Breaking Down Log Analytics
Log Analytics is based on some simple principles: data is imported, rules are applied and an action or alert is implemented. The data that can be imported into OMS can be both structured and unstructured data. Some examples of structured data are event logs, syslogs and performance data. The unstructured data can be any sort of log file — for example from firewalls, printers, IoT devices, routers, etc. The data can be collected from an agent, which is available for Windows Server and Client as well as several variants of Linux. The agent uses HTTPS to send and receive information from OMS, which is also regionally-based and can be localized to the agent. The data collected can be configured based on different types of event logs and performance counters, which is all customizable from the console (and which is HTML5).
There is also an option to integrate your on-prem System Center Operations Manager Management group with Log Analytics. Operations Manager can forward alerts and performance data to OMS for the dashboarding, log query and archiving abilities. Since Log Analytics uses Azure, performing queries of the logs or perf data is much faster than any on-prem hardware could perform. OMS also extends Operations Manager ability, by offering real-time dashboard capabilities. The recently released OMS View Designer lets you create your own if they aren’t available with the included Intelligence Packs. Since this is cloud-based, there are constant updates to the services and capabilities. Microsoft takes care of all the maintenance of the infrastructure and the Intelligence Packs are automatically updated when new software is released.

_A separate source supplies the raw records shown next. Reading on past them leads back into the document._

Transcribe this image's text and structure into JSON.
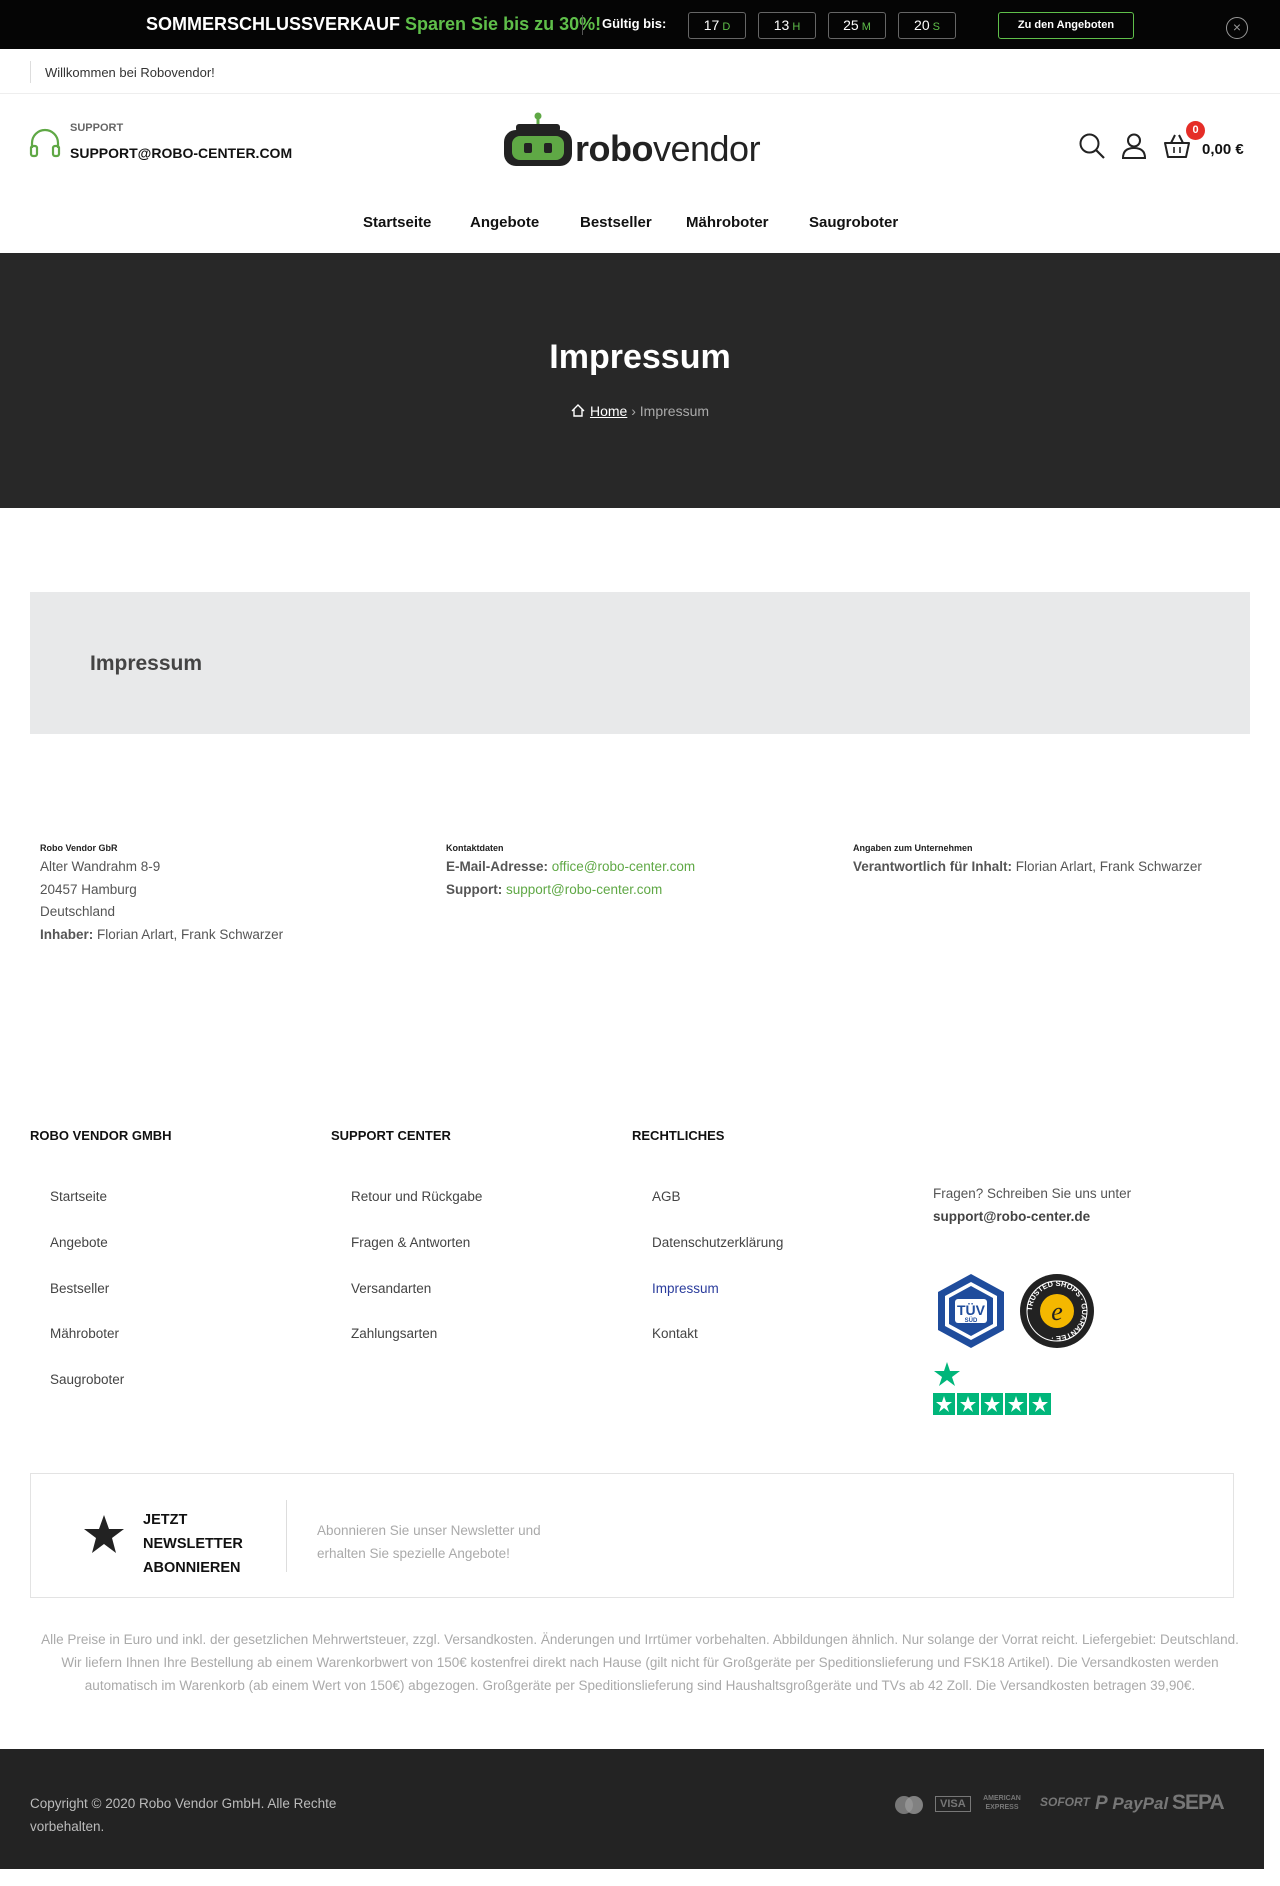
{
  "promo": {
    "title": "SOMMERSCHLUSSVERKAUF",
    "highlight": "Sparen Sie bis zu 30%!",
    "valid_label": "Gültig bis:",
    "countdown": [
      {
        "value": "17",
        "unit": "D"
      },
      {
        "value": "13",
        "unit": "H"
      },
      {
        "value": "25",
        "unit": "M"
      },
      {
        "value": "20",
        "unit": "S"
      }
    ],
    "button": "Zu den Angeboten",
    "close": "×",
    "accent_color": "#5fbf4a"
  },
  "welcome": "Willkommen bei Robovendor!",
  "header": {
    "support_label": "SUPPORT",
    "support_email": "SUPPORT@ROBO-CENTER.COM",
    "logo_bold": "robo",
    "logo_rest": "vendor",
    "cart_count": "0",
    "cart_total": "0,00 €"
  },
  "nav": [
    "Startseite",
    "Angebote",
    "Bestseller",
    "Mähroboter",
    "Saugroboter"
  ],
  "hero": {
    "title": "Impressum",
    "crumb_home": "Home",
    "crumb_sep": "›",
    "crumb_current": "Impressum"
  },
  "box_title": "Impressum",
  "company": {
    "head": "Robo Vendor GbR",
    "street": "Alter Wandrahm 8-9",
    "city": "20457 Hamburg",
    "country": "Deutschland",
    "owner_label": "Inhaber:",
    "owner": "Florian Arlart, Frank Schwarzer"
  },
  "contact": {
    "head": "Kontaktdaten",
    "email_label": "E-Mail-Adresse:",
    "email": "office@robo-center.com",
    "support_label": "Support:",
    "support": "support@robo-center.com"
  },
  "business": {
    "head": "Angaben zum Unternehmen",
    "resp_label": "Verantwortlich für Inhalt:",
    "resp": "Florian Arlart, Frank Schwarzer"
  },
  "footer": {
    "col1": {
      "title": "ROBO VENDOR GMBH",
      "links": [
        "Startseite",
        "Angebote",
        "Bestseller",
        "Mähroboter",
        "Saugroboter"
      ]
    },
    "col2": {
      "title": "SUPPORT CENTER",
      "links": [
        "Retour und Rückgabe",
        "Fragen & Antworten",
        "Versandarten",
        "Zahlungsarten"
      ]
    },
    "col3": {
      "title": "RECHTLICHES",
      "links": [
        "AGB",
        "Datenschutzerklärung",
        "Impressum",
        "Kontakt"
      ]
    },
    "contact_text": "Fragen? Schreiben Sie uns unter",
    "contact_email": "support@robo-center.de",
    "tuv_top": "TÜV",
    "tuv_bottom": "SÜD",
    "trusted_text": "TRUSTED SHOPS · GUARANTEE ·",
    "trusted_letter": "e"
  },
  "newsletter": {
    "line1": "JETZT",
    "line2": "NEWSLETTER",
    "line3": "ABONNIEREN",
    "text1": "Abonnieren Sie unser Newsletter und",
    "text2": "erhalten Sie spezielle Angebote!"
  },
  "legal": {
    "line1": "Alle Preise in Euro und inkl. der gesetzlichen Mehrwertsteuer, zzgl. Versandkosten. Änderungen und Irrtümer vorbehalten. Abbildungen ähnlich. Nur solange der Vorrat reicht. Liefergebiet: Deutschland.",
    "line2": "Wir liefern Ihnen Ihre Bestellung ab einem Warenkorbwert von 150€ kostenfrei direkt nach Hause (gilt nicht für Großgeräte per Speditionslieferung und FSK18 Artikel). Die Versandkosten werden automatisch im Warenkorb (ab einem Wert von 150€) abgezogen. Großgeräte per Speditionslieferung sind Haushaltsgroßgeräte und TVs ab 42 Zoll. Die Versandkosten betragen 39,90€."
  },
  "bottom": {
    "copyright": "Copyright © 2020 Robo Vendor GmbH. Alle Rechte vorbehalten.",
    "payments": {
      "visa": "VISA",
      "amex": "AMERICAN EXPRESS",
      "sofort": "SOFORT",
      "paypal": "PayPal",
      "sepa": "SEPA"
    }
  }
}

Extending OMS’s Reach
OMS is extensible by adding Intelligence Packs, which are available through the online store. All of the current Intelligence Packs are at no cost and include all of the rules, alerts, dashboards and actions to get started monitoring most common applications such as Active Directory, SQL, Software Updates, Security & Auditing, Capacity Planning, Wire Data, Change Tracking, Malware and many more being added frequently.

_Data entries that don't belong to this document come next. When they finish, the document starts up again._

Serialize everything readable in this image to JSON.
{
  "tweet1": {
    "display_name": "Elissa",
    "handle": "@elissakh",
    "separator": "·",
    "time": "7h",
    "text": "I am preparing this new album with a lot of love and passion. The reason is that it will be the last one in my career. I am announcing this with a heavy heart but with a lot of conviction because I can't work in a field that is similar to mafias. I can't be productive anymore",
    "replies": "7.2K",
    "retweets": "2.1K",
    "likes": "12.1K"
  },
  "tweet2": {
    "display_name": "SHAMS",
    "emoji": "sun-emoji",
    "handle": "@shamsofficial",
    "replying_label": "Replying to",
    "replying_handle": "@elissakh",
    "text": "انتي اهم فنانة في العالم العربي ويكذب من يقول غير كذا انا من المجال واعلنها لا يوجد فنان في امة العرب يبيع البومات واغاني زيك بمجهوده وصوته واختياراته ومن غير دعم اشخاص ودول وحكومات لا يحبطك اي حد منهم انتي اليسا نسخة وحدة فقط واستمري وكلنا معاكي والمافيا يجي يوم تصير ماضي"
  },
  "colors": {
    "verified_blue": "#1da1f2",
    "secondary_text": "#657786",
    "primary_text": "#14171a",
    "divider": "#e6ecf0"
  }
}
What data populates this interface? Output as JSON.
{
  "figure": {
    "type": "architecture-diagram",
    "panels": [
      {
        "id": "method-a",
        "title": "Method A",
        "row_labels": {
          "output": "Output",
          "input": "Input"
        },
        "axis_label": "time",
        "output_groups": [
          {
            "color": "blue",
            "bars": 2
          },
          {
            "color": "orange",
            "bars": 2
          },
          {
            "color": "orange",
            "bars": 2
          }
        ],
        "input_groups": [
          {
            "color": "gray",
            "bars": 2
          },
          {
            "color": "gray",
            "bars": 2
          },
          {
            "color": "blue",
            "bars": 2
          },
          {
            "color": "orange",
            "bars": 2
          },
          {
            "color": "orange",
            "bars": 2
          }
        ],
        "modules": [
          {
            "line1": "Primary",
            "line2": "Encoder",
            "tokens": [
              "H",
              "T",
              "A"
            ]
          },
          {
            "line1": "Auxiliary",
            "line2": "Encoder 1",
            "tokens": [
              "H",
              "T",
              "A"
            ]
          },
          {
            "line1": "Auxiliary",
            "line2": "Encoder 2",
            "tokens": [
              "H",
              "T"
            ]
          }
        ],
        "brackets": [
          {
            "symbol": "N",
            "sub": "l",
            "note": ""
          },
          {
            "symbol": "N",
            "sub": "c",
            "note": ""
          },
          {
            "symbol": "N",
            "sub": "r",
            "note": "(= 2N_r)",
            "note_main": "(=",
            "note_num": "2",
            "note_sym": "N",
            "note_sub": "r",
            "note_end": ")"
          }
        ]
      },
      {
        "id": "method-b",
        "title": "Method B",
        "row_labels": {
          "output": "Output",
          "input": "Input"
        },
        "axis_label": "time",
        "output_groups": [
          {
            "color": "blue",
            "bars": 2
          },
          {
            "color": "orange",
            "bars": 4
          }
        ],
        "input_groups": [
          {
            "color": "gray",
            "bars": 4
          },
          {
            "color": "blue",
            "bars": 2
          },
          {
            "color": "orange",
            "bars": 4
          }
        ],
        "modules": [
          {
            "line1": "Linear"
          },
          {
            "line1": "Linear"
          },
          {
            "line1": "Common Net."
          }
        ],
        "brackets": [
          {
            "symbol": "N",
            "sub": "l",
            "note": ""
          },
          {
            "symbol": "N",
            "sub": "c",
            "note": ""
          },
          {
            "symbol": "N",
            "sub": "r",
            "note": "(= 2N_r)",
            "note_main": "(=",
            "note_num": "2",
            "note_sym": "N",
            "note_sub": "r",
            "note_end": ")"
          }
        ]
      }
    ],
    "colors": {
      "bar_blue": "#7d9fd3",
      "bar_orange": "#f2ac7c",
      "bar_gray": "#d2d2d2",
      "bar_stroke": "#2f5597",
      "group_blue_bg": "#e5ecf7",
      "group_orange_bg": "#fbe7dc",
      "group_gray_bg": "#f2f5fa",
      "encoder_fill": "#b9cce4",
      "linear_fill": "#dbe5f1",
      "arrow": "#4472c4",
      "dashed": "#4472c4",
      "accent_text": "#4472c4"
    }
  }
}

Getting Started with OMS is easy and for most it is free to get started. The free package will accept up to 500MB of data per day, which is usually sufficient for a Test/Dev or PoC environment. For more servers, there are other pricing tiers that offer unlimited data and extended periods of retention, up to 10 years. This is a good option for industries that require holding security event data for extended periods of time.